Trouble also broke out on the Newtownards Road in east Belfast with petrol bombs being thrown at police lines.
Earlier, missiles had been thrown as a parade passed St Matthew's Catholic church.
Petrol bombs, bricks and bottles thrown were thrown, and water cannon was used by police, in both north and east Belfast.
Earlier on Friday evening, Mr Dodds had appealed for calm following trouble.
"People who want to engage in violence should desist immediately," he said.
Northern Ireland First Minister and DUP leader Peter Robinson appealed for "cool heads" and said his thoughts were with those "who have been injured this evening, including my colleague Nigel Dodds".
The Grand Orange Lodge of Ireland has also called for calm.
Sinn Fein assembly member Gerry Kelly has blamed the Orange Order and unionist politicians for the violence.
He accused them of having a deliberate strategy that had produced "inevitable results".
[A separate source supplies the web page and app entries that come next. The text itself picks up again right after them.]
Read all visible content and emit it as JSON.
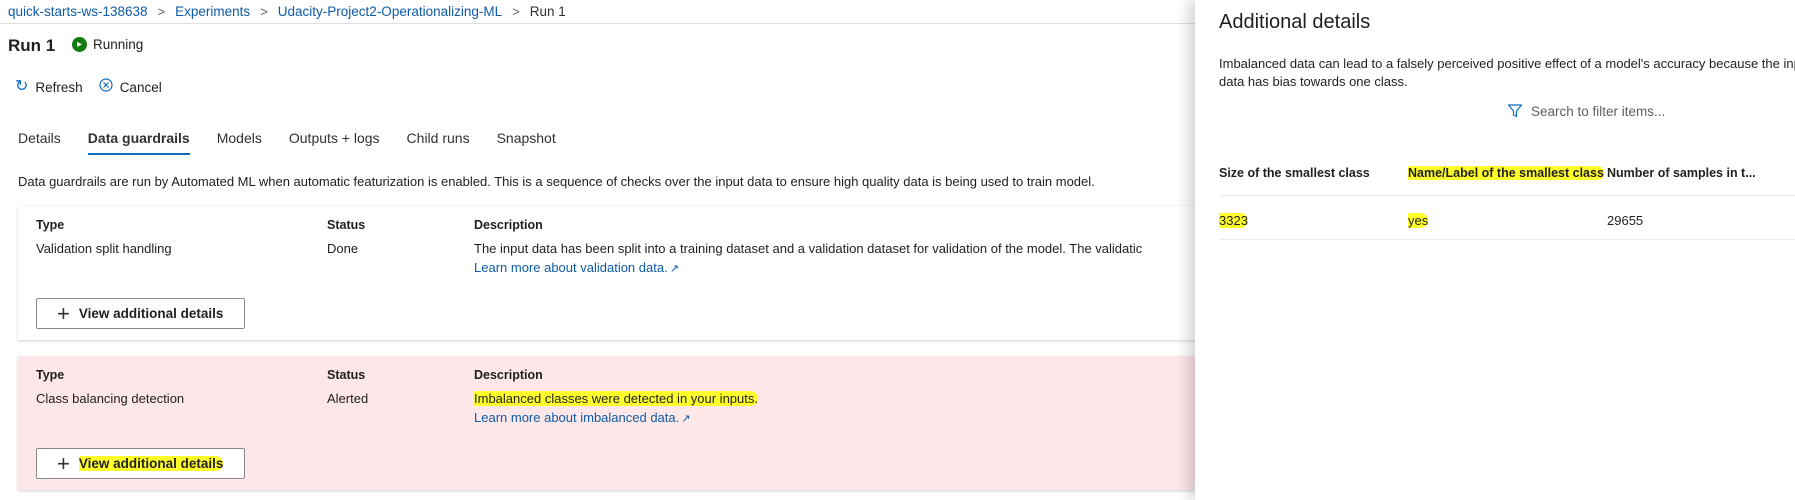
{
  "breadcrumb": {
    "items": [
      "quick-starts-ws-138638",
      "Experiments",
      "Udacity-Project2-Operationalizing-ML"
    ],
    "current": "Run 1",
    "separator": ">"
  },
  "run": {
    "title": "Run 1",
    "status": "Running"
  },
  "commands": {
    "refresh": "Refresh",
    "cancel": "Cancel"
  },
  "tabs": [
    {
      "label": "Details"
    },
    {
      "label": "Data guardrails"
    },
    {
      "label": "Models"
    },
    {
      "label": "Outputs + logs"
    },
    {
      "label": "Child runs"
    },
    {
      "label": "Snapshot"
    }
  ],
  "active_tab": "Data guardrails",
  "intro_text": "Data guardrails are run by Automated ML when automatic featurization is enabled. This is a sequence of checks over the input data to ensure high quality data is being used to train model.",
  "columns": {
    "type": "Type",
    "status": "Status",
    "description": "Description"
  },
  "guardrails": [
    {
      "type": "Validation split handling",
      "status": "Done",
      "description": "The input data has been split into a training dataset and a validation dataset for validation of the model. The validatic",
      "learn_more": "Learn more about validation data.",
      "button": "View additional details"
    },
    {
      "type": "Class balancing detection",
      "status": "Alerted",
      "description": "Imbalanced classes were detected in your inputs.",
      "learn_more": "Learn more about imbalanced data.",
      "button": "View additional details"
    }
  ],
  "panel": {
    "title": "Additional details",
    "description": "Imbalanced data can lead to a falsely perceived positive effect of a model's accuracy because the input data has bias towards one class.",
    "filter_placeholder": "Search to filter items...",
    "headers": [
      "Size of the smallest class",
      "Name/Label of the smallest class",
      "Number of samples in t..."
    ],
    "rows": [
      [
        "3323",
        "yes",
        "29655"
      ]
    ]
  },
  "colors": {
    "link": "#0f5ba8",
    "accent": "#0f6cbd",
    "running_green": "#107c10",
    "alert_bg": "#fde7e9",
    "highlight": "#ffff2a"
  }
}
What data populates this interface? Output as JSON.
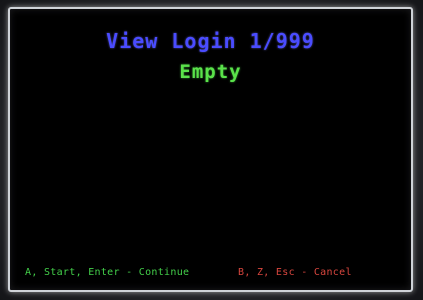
{
  "screen": {
    "title_prefix": "View Login",
    "title_counter": "1/999",
    "status": "Empty"
  },
  "footer": {
    "continue_hint": "A, Start, Enter - Continue",
    "cancel_hint": "B, Z, Esc - Cancel"
  },
  "colors": {
    "title": "#4a4cff",
    "status": "#5ae24a",
    "continue_hint": "#43d04a",
    "cancel_hint": "#d8463e",
    "background": "#000000"
  }
}
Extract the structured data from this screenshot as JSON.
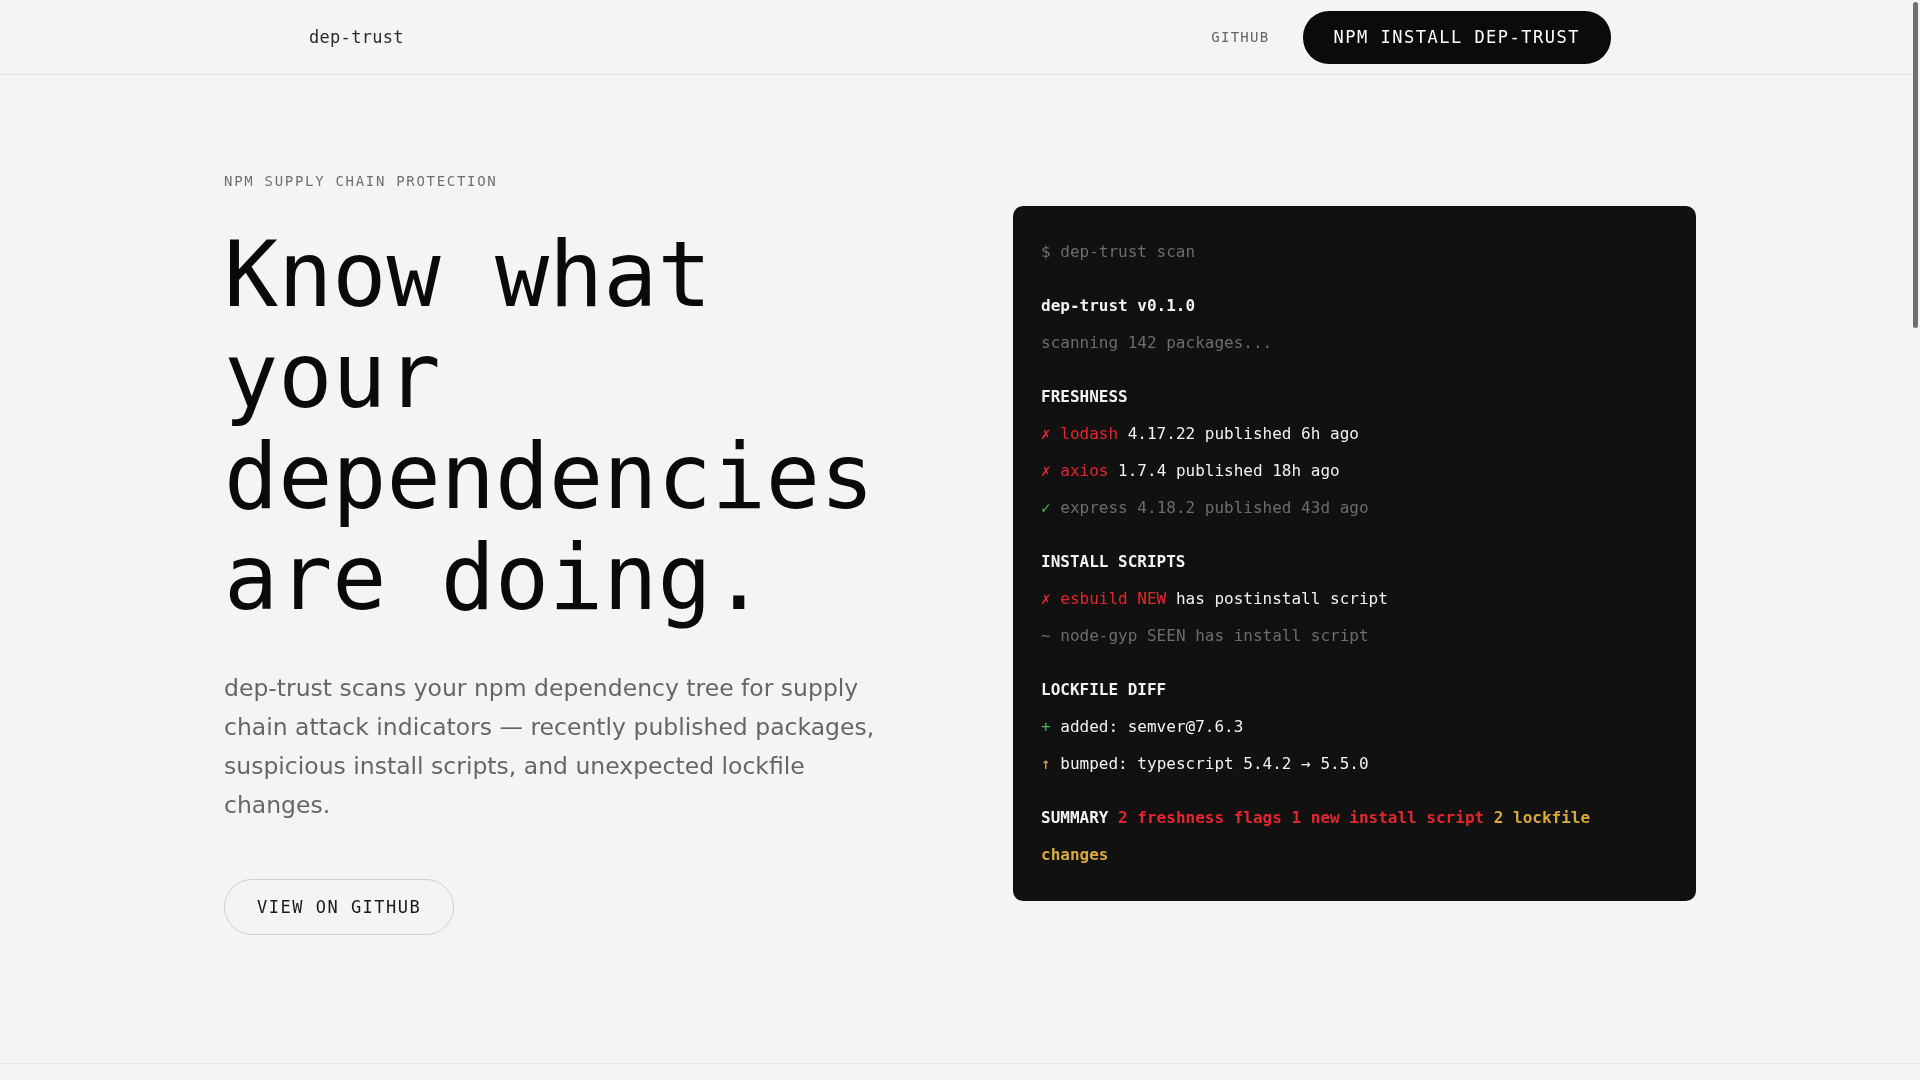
{
  "header": {
    "logo": "dep-trust",
    "nav_link": "GITHUB",
    "install_button": "NPM INSTALL DEP-TRUST"
  },
  "hero": {
    "eyebrow": "NPM SUPPLY CHAIN PROTECTION",
    "headline": "Know what your dependencies are doing.",
    "description": "dep-trust scans your npm dependency tree for supply chain attack indicators — recently published packages, suspicious install scripts, and unexpected lockfile changes.",
    "github_button": "VIEW ON GITHUB"
  },
  "terminal": {
    "command": "$ dep-trust scan",
    "title": "dep-trust v0.1.0",
    "scan_message": "scanning 142 packages...",
    "sections": [
      {
        "heading": "FRESHNESS",
        "lines": [
          {
            "kind": "flag",
            "marker": "✗",
            "name": "lodash",
            "detail": "4.17.22 published 6h ago"
          },
          {
            "kind": "flag",
            "marker": "✗",
            "name": "axios",
            "detail": "1.7.4 published 18h ago"
          },
          {
            "kind": "ok",
            "marker": "✓",
            "name": "express",
            "detail": "4.18.2 published 43d ago"
          }
        ]
      },
      {
        "heading": "INSTALL SCRIPTS",
        "lines": [
          {
            "kind": "flag",
            "marker": "✗",
            "name": "esbuild NEW",
            "detail": "has postinstall script"
          },
          {
            "kind": "seen",
            "marker": "~",
            "name": "node-gyp SEEN",
            "detail": "has install script"
          }
        ]
      },
      {
        "heading": "LOCKFILE DIFF",
        "lines": [
          {
            "kind": "added",
            "marker": "+",
            "name": "added:",
            "detail": "semver@7.6.3"
          },
          {
            "kind": "bumped",
            "marker": "↑",
            "name": "bumped:",
            "detail": "typescript 5.4.2 → 5.5.0"
          }
        ]
      }
    ],
    "summary": {
      "label": "SUMMARY",
      "items": [
        {
          "kind": "danger",
          "text": "2 freshness flags"
        },
        {
          "kind": "danger",
          "text": "1 new install script"
        },
        {
          "kind": "warning",
          "text": "2 lockfile changes"
        }
      ]
    }
  }
}
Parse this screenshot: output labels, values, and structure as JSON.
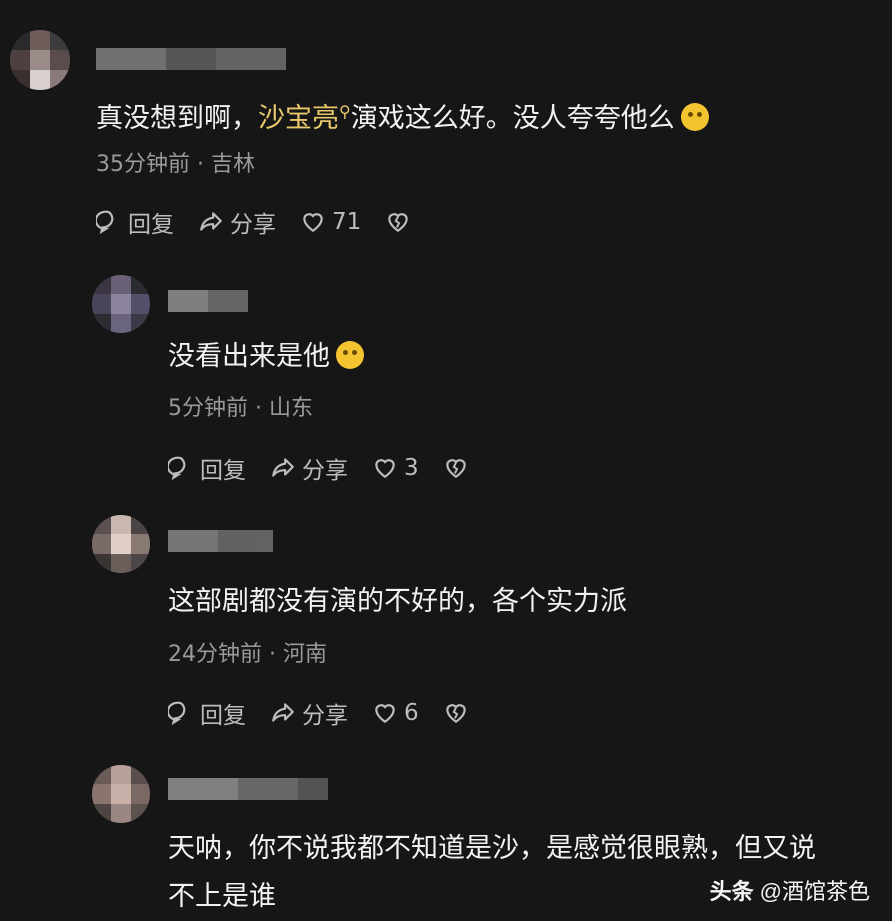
{
  "comments": [
    {
      "text_before": "真没想到啊，",
      "highlight": "沙宝亮",
      "text_after": "演戏这么好。没人夸夸他么",
      "time": "35分钟前",
      "location": "吉林",
      "reply_label": "回复",
      "share_label": "分享",
      "likes": "71"
    },
    {
      "text": "没看出来是他",
      "time": "5分钟前",
      "location": "山东",
      "reply_label": "回复",
      "share_label": "分享",
      "likes": "3"
    },
    {
      "text": "这部剧都没有演的不好的，各个实力派",
      "time": "24分钟前",
      "location": "河南",
      "reply_label": "回复",
      "share_label": "分享",
      "likes": "6"
    },
    {
      "text_line1": "天呐，你不说我都不知道是沙，是感觉很眼熟，但又说",
      "text_line2": "不上是谁"
    }
  ],
  "meta_separator": "·",
  "watermark": {
    "brand": "头条",
    "handle": "@酒馆茶色"
  }
}
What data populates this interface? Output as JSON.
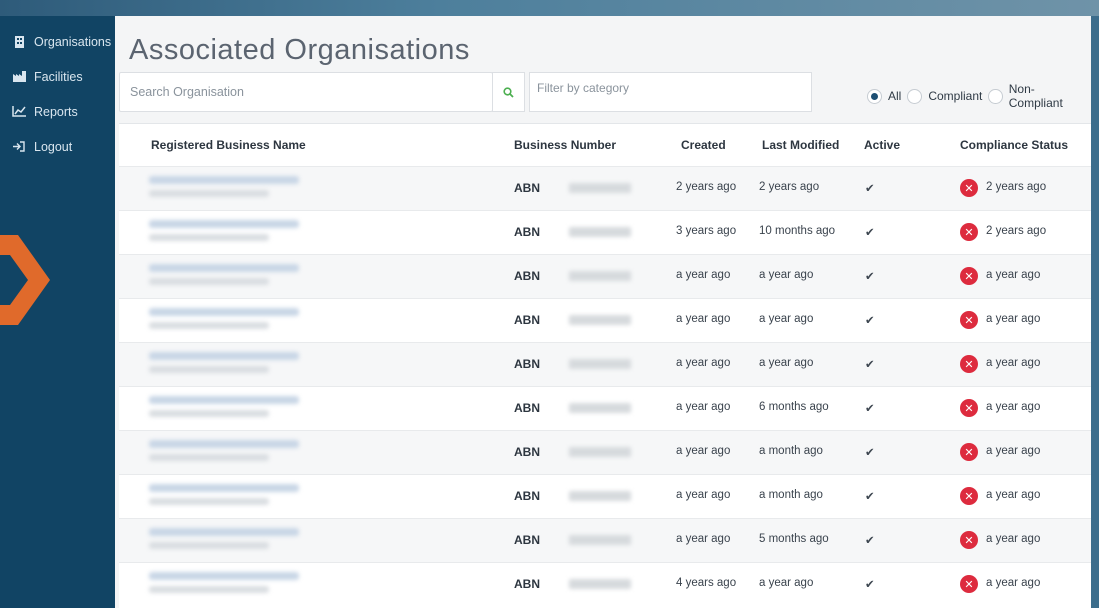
{
  "sidebar": {
    "items": [
      {
        "label": "Organisations",
        "icon": "building-icon"
      },
      {
        "label": "Facilities",
        "icon": "factory-icon"
      },
      {
        "label": "Reports",
        "icon": "chart-icon"
      },
      {
        "label": "Logout",
        "icon": "logout-icon"
      }
    ]
  },
  "page": {
    "title": "Associated Organisations",
    "search_placeholder": "Search Organisation",
    "filter_placeholder": "Filter by category"
  },
  "filters": {
    "options": [
      "All",
      "Compliant",
      "Non-Compliant"
    ],
    "selected": "All"
  },
  "table": {
    "headers": [
      "Registered Business Name",
      "Business Number",
      "Created",
      "Last Modified",
      "Active",
      "Compliance Status"
    ],
    "rows": [
      {
        "abn": "ABN",
        "created": "2 years ago",
        "modified": "2 years ago",
        "active": "✔",
        "status": "2 years ago"
      },
      {
        "abn": "ABN",
        "created": "3 years ago",
        "modified": "10 months ago",
        "active": "✔",
        "status": "2 years ago"
      },
      {
        "abn": "ABN",
        "created": "a year ago",
        "modified": "a year ago",
        "active": "✔",
        "status": "a year ago"
      },
      {
        "abn": "ABN",
        "created": "a year ago",
        "modified": "a year ago",
        "active": "✔",
        "status": "a year ago"
      },
      {
        "abn": "ABN",
        "created": "a year ago",
        "modified": "a year ago",
        "active": "✔",
        "status": "a year ago"
      },
      {
        "abn": "ABN",
        "created": "a year ago",
        "modified": "6 months ago",
        "active": "✔",
        "status": "a year ago"
      },
      {
        "abn": "ABN",
        "created": "a year ago",
        "modified": "a month ago",
        "active": "✔",
        "status": "a year ago"
      },
      {
        "abn": "ABN",
        "created": "a year ago",
        "modified": "a month ago",
        "active": "✔",
        "status": "a year ago"
      },
      {
        "abn": "ABN",
        "created": "a year ago",
        "modified": "5 months ago",
        "active": "✔",
        "status": "a year ago"
      },
      {
        "abn": "ABN",
        "created": "4 years ago",
        "modified": "a year ago",
        "active": "✔",
        "status": "a year ago"
      }
    ]
  },
  "colors": {
    "sidebar": "#114464",
    "accent": "#1d4f73",
    "noncompliant": "#dd2b3e",
    "arrow": "#e06a2b",
    "search_icon": "#4caf50"
  }
}
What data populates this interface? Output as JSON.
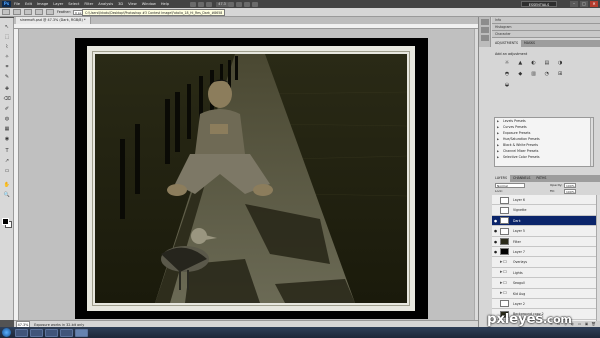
{
  "app": {
    "logo_text": "Ps",
    "menu": [
      "File",
      "Edit",
      "Image",
      "Layer",
      "Select",
      "Filter",
      "Analysis",
      "3D",
      "View",
      "Window",
      "Help"
    ],
    "zoom": "47.3",
    "workspace": "ESSENTIALS",
    "window_controls": [
      "–",
      "□",
      "✕"
    ]
  },
  "options_bar": {
    "feather_label": "Feather:",
    "feather_value": "0 px",
    "tooltip": "C:\\Users\\Ikkatu\\Desktop\\Photoshop #3 Contest Image\\Fotolia_18_Hi_Res_Dark_#8658"
  },
  "document": {
    "tab_title": "sinemoft.psd @ 47.3% (Dark, RGB/8) *"
  },
  "status_bar": {
    "zoom": "47.3%",
    "info": "Exposure works in 32-bit only"
  },
  "watermark": {
    "name": "pxleyes",
    "domain": ".com"
  },
  "panels": {
    "collapsed": [
      "Info",
      "Histogram",
      "Character"
    ],
    "adjustments_tabs": [
      "ADJUSTMENTS",
      "MASKS"
    ],
    "adjustments_title": "Add an adjustment",
    "adjustment_icons": [
      "☼",
      "▲",
      "◐",
      "▤",
      "◑",
      "◓",
      "◆",
      "▥",
      "◔",
      "⊞",
      "◒"
    ],
    "presets": [
      "Levels Presets",
      "Curves Presets",
      "Exposure Presets",
      "Hue/Saturation Presets",
      "Black & White Presets",
      "Channel Mixer Presets",
      "Selective Color Presets"
    ]
  },
  "layers": {
    "tabs": [
      "LAYERS",
      "CHANNELS",
      "PATHS"
    ],
    "blend_mode": "Normal",
    "opacity_label": "Opacity:",
    "opacity": "100%",
    "lock_label": "Lock:",
    "fill_label": "Fill:",
    "fill": "100%",
    "items": [
      {
        "name": "Layer 6",
        "visible": false,
        "thumb": "white"
      },
      {
        "name": "Vignette",
        "visible": false,
        "thumb": "white"
      },
      {
        "name": "Dark",
        "visible": true,
        "thumb": "white",
        "selected": true
      },
      {
        "name": "Layer 5",
        "visible": true,
        "thumb": "white"
      },
      {
        "name": "Filter",
        "visible": true,
        "thumb": "dark"
      },
      {
        "name": "Layer 7",
        "visible": true,
        "thumb": "black"
      },
      {
        "name": "Overlays",
        "visible": false,
        "thumb": "folder"
      },
      {
        "name": "Lights",
        "visible": false,
        "thumb": "folder"
      },
      {
        "name": "Seagull",
        "visible": false,
        "thumb": "folder"
      },
      {
        "name": "Kid Aug",
        "visible": false,
        "thumb": "folder"
      },
      {
        "name": "Layer 2",
        "visible": false,
        "thumb": "white"
      },
      {
        "name": "Background copy 2",
        "visible": false,
        "thumb": "dark"
      },
      {
        "name": "Background copy",
        "visible": false,
        "thumb": "dark"
      }
    ],
    "footer_icons": [
      "∞",
      "fx",
      "◎",
      "◐",
      "▭",
      "▣",
      "🗑"
    ]
  },
  "toolbox": {
    "tools": [
      "↖",
      "⬚",
      "⌇",
      "✧",
      "⌗",
      "✎",
      "✚",
      "⌫",
      "✐",
      "◍",
      "▦",
      "◉",
      "T",
      "↗",
      "▭",
      "✋",
      "🔍"
    ]
  }
}
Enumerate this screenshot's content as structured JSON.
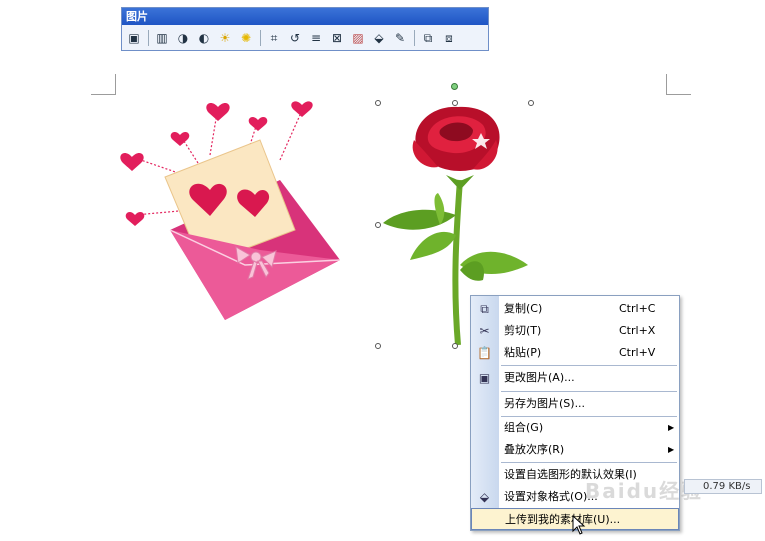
{
  "toolbar": {
    "title": "图片",
    "buttons": [
      "insert-picture-icon",
      "color-icon",
      "more-contrast-icon",
      "less-contrast-icon",
      "more-brightness-icon",
      "less-brightness-icon",
      "crop-icon",
      "rotate-left-icon",
      "line-style-icon",
      "compress-picture-icon",
      "text-wrapping-icon",
      "format-picture-icon",
      "set-transparent-color-icon",
      "reset-picture-icon",
      "reset-image-icon"
    ]
  },
  "menu": {
    "items": [
      {
        "label": "复制(C)",
        "shortcut": "Ctrl+C",
        "icon": "copy-icon"
      },
      {
        "label": "剪切(T)",
        "shortcut": "Ctrl+X",
        "icon": "scissors-icon"
      },
      {
        "label": "粘贴(P)",
        "shortcut": "Ctrl+V",
        "icon": "paste-icon"
      },
      {
        "label": "更改图片(A)...",
        "icon": "change-picture-icon"
      },
      {
        "label": "另存为图片(S)..."
      },
      {
        "label": "组合(G)",
        "submenu": true
      },
      {
        "label": "叠放次序(R)",
        "submenu": true
      },
      {
        "label": "设置自选图形的默认效果(I)"
      },
      {
        "label": "设置对象格式(O)...",
        "icon": "format-object-icon"
      },
      {
        "label": "上传到我的素材库(U)...",
        "highlighted": true
      }
    ]
  },
  "status": {
    "speed": "0.79 KB/s",
    "watermark": "Baidu经验"
  },
  "colors": {
    "rose": "#c8102e",
    "stem": "#6aa828",
    "envelope": "#e8458a",
    "heart": "#e21e5c"
  }
}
Orange Order lodges in north Belfast, marched past the Ardoyne shops on Friday morning.
However, the Parades Commission, which rules on contentious parades, banned them from returning by the same route in the evening.
The ruling was that on their return, lodges would be stopped at the junction of Woodvale Road and Woodvale Parade.
They have been prohibited from walking between that point and the junction of the Crumlin Road and Hesketh Road.
The Parades Commission ruled that marchers would not be allowed to return along the part of the Crumlin Road, at Ardoyne shops, that separates nationalist and loyalist communities.
The marching season in Northern Ireland is a period of events from April to August, with the highpoint on 12 July when Orangemen march to commemorate William of Orange's victory over the Catholic King James II at the Battle of the Boyne in Ireland in 1690.
William III is revered by the order as a champion of his faith. The Orange Order commemorate his victory in their annual parades.
Many Catholics see the marches as triumphalist and sectarian with some traditional Orange routes passing through or past areas occupied mainly by Catholics and nationalists.
The Parades Commission ruling on the north Belfast parade was welcomed by nationalist politicians but angered unionists.